Website and app data records:
-- Opening Marker --
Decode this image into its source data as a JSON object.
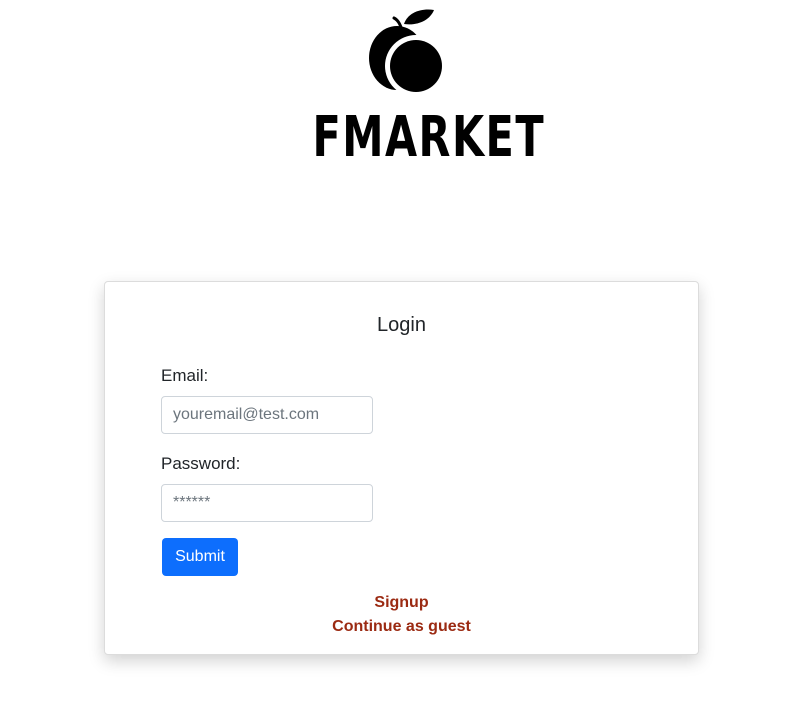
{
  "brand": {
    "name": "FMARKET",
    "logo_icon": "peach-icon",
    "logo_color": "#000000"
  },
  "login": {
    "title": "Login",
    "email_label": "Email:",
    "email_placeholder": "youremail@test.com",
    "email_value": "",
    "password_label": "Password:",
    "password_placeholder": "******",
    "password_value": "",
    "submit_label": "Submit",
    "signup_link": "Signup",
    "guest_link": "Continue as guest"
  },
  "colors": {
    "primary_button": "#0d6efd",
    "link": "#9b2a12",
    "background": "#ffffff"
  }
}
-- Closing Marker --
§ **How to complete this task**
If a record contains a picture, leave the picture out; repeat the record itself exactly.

§ **Exercise solution**
Decode this image into its source data as a JSON object.
{
  "brand": {
    "name": "FMARKET",
    "logo_icon": "peach-icon",
    "logo_color": "#000000"
  },
  "login": {
    "title": "Login",
    "email_label": "Email:",
    "email_placeholder": "youremail@test.com",
    "email_value": "",
    "password_label": "Password:",
    "password_placeholder": "******",
    "password_value": "",
    "submit_label": "Submit",
    "signup_link": "Signup",
    "guest_link": "Continue as guest"
  },
  "colors": {
    "primary_button": "#0d6efd",
    "link": "#9b2a12",
    "background": "#ffffff"
  }
}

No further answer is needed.